- Create “checkpoints” for the mentor and mentee to regularly provide feedback to the program manager.
How you can be a leader to inspire your employees
Now that you have the foundation in place to inspire your employees to level up, you have to do the hard work of fine-tuning your own leadership role.
“Command and control leadership style is no longer a successful blueprint for business success, "Steil notes. " You can't be an expert in everything, a great leader will understand the importance of collaboration and effectively using the team's strengths while having an overarching vision for the business that everyone is on board with, Steil notes.

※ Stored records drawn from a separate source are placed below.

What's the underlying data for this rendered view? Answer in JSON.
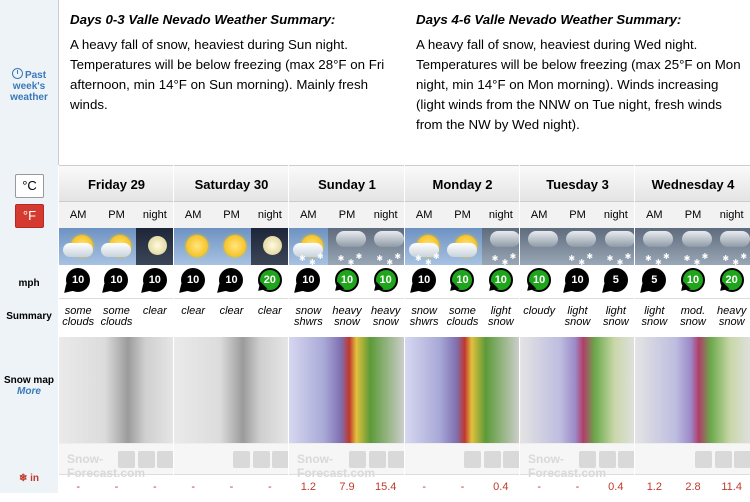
{
  "sidebar": {
    "past_line1": "Past",
    "past_line2": "week's",
    "past_line3": "weather",
    "celsius": "°C",
    "fahrenheit": "°F",
    "mph": "mph",
    "summary": "Summary",
    "snow_map": "Snow map",
    "more": "More",
    "unit_in": "in"
  },
  "summary": {
    "left_title": "Days 0-3 Valle Nevado Weather Summary:",
    "left_text": "A heavy fall of snow, heaviest during Sun night. Temperatures will be below freezing (max 28°F on Fri afternoon, min 14°F on Sun morning). Mainly fresh winds.",
    "right_title": "Days 4-6 Valle Nevado Weather Summary:",
    "right_text": "A heavy fall of snow, heaviest during Wed night. Temperatures will be below freezing (max 25°F on Mon night, min 14°F on Mon morning). Winds increasing (light winds from the NNW on Tue night, fresh winds from the NW by Wed night)."
  },
  "brand": "Snow-Forecast.com",
  "days": [
    {
      "name": "Friday 29",
      "map": "a",
      "periods": [
        {
          "label": "AM",
          "sky": "day",
          "icon": "sun-cloud",
          "wind": "10",
          "wg": false,
          "sum": "some clouds",
          "snow": "-"
        },
        {
          "label": "PM",
          "sky": "day",
          "icon": "sun-cloud",
          "wind": "10",
          "wg": false,
          "sum": "some clouds",
          "snow": "-"
        },
        {
          "label": "night",
          "sky": "night",
          "icon": "moon",
          "wind": "10",
          "wg": false,
          "sum": "clear",
          "snow": "-"
        }
      ]
    },
    {
      "name": "Saturday 30",
      "map": "a",
      "periods": [
        {
          "label": "AM",
          "sky": "day",
          "icon": "sun",
          "wind": "10",
          "wg": false,
          "sum": "clear",
          "snow": "-"
        },
        {
          "label": "PM",
          "sky": "day",
          "icon": "sun",
          "wind": "10",
          "wg": false,
          "sum": "clear",
          "snow": "-"
        },
        {
          "label": "night",
          "sky": "night",
          "icon": "moon",
          "wind": "20",
          "wg": true,
          "sum": "clear",
          "snow": "-"
        }
      ]
    },
    {
      "name": "Sunday 1",
      "map": "b",
      "periods": [
        {
          "label": "AM",
          "sky": "day",
          "icon": "sun-snow",
          "wind": "10",
          "wg": false,
          "sum": "snow shwrs",
          "snow": "1.2"
        },
        {
          "label": "PM",
          "sky": "storm",
          "icon": "snow",
          "wind": "10",
          "wg": true,
          "sum": "heavy snow",
          "snow": "7.9"
        },
        {
          "label": "night",
          "sky": "storm",
          "icon": "snow",
          "wind": "10",
          "wg": true,
          "sum": "heavy snow",
          "snow": "15.4"
        }
      ]
    },
    {
      "name": "Monday 2",
      "map": "b",
      "periods": [
        {
          "label": "AM",
          "sky": "day",
          "icon": "sun-snow",
          "wind": "10",
          "wg": false,
          "sum": "snow shwrs",
          "snow": "-"
        },
        {
          "label": "PM",
          "sky": "day",
          "icon": "sun-cloud",
          "wind": "10",
          "wg": true,
          "sum": "some clouds",
          "snow": "-"
        },
        {
          "label": "night",
          "sky": "storm",
          "icon": "snow",
          "wind": "10",
          "wg": true,
          "sum": "light snow",
          "snow": "0.4"
        }
      ]
    },
    {
      "name": "Tuesday 3",
      "map": "c",
      "periods": [
        {
          "label": "AM",
          "sky": "storm",
          "icon": "cloud",
          "wind": "10",
          "wg": true,
          "sum": "cloudy",
          "snow": "-"
        },
        {
          "label": "PM",
          "sky": "storm",
          "icon": "snow",
          "wind": "10",
          "wg": false,
          "sum": "light snow",
          "snow": "-"
        },
        {
          "label": "night",
          "sky": "storm",
          "icon": "snow",
          "wind": "5",
          "wg": false,
          "sum": "light snow",
          "snow": "0.4"
        }
      ]
    },
    {
      "name": "Wednesday 4",
      "map": "c",
      "periods": [
        {
          "label": "AM",
          "sky": "storm",
          "icon": "snow",
          "wind": "5",
          "wg": false,
          "sum": "light snow",
          "snow": "1.2"
        },
        {
          "label": "PM",
          "sky": "storm",
          "icon": "snow",
          "wind": "10",
          "wg": true,
          "sum": "mod. snow",
          "snow": "2.8"
        },
        {
          "label": "night",
          "sky": "storm",
          "icon": "snow",
          "wind": "20",
          "wg": true,
          "sum": "heavy snow",
          "snow": "11.4"
        }
      ]
    }
  ]
}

Also, Steil adds, walking the talk builds trust and loyalty. She stresses that as a leader, you have to show by example what it means to be responsible and decisive, instead of just saying all the right things in company meetings or memos.
Strong leadership requires empathy and a learning mindset for each project or task. " If my boss responds to an error or mistake with scolding, blame or belittling, I know I am not in a safe place,” Steil says. “Model your behavior in order to show how you would like to be seen as a leader.”
Holding a position of authority might have you thinking that your staff will comply with your direction simply because of the corner office you occupy. Not so fast, according to the Harvard Business Review’s Manager’s Handbook. Communication and personality could tell your employees a lot about your leadership capabilities.
“You can’t simply announce a new professional development plan to your team; you also need to persuade them to take it seriously. You can’t just decide on a budget for your division; you also need to convince the executive team to allocate the funds. When you exercise influence, your people act because they find you personally persuasive—your character, your competence, your words or actions. You’re not making them do something. They’re choosing to do it because you are leading them effectively.”
Steil echoes this insight, remarking how inspiring leaders "bring the 'why' alive through clear short and long term goals so employees feel committed and can add real value. Great leaders translate a purpose and vision through their words and actions, creating an environment in which employees can thrive."
And that kind of workplace mirrors what Lao-Tzu said: If you’re an excellent leader, you’ll instill confidence and pride in your staff, so much so your accomplishments will feel like their prized trophies.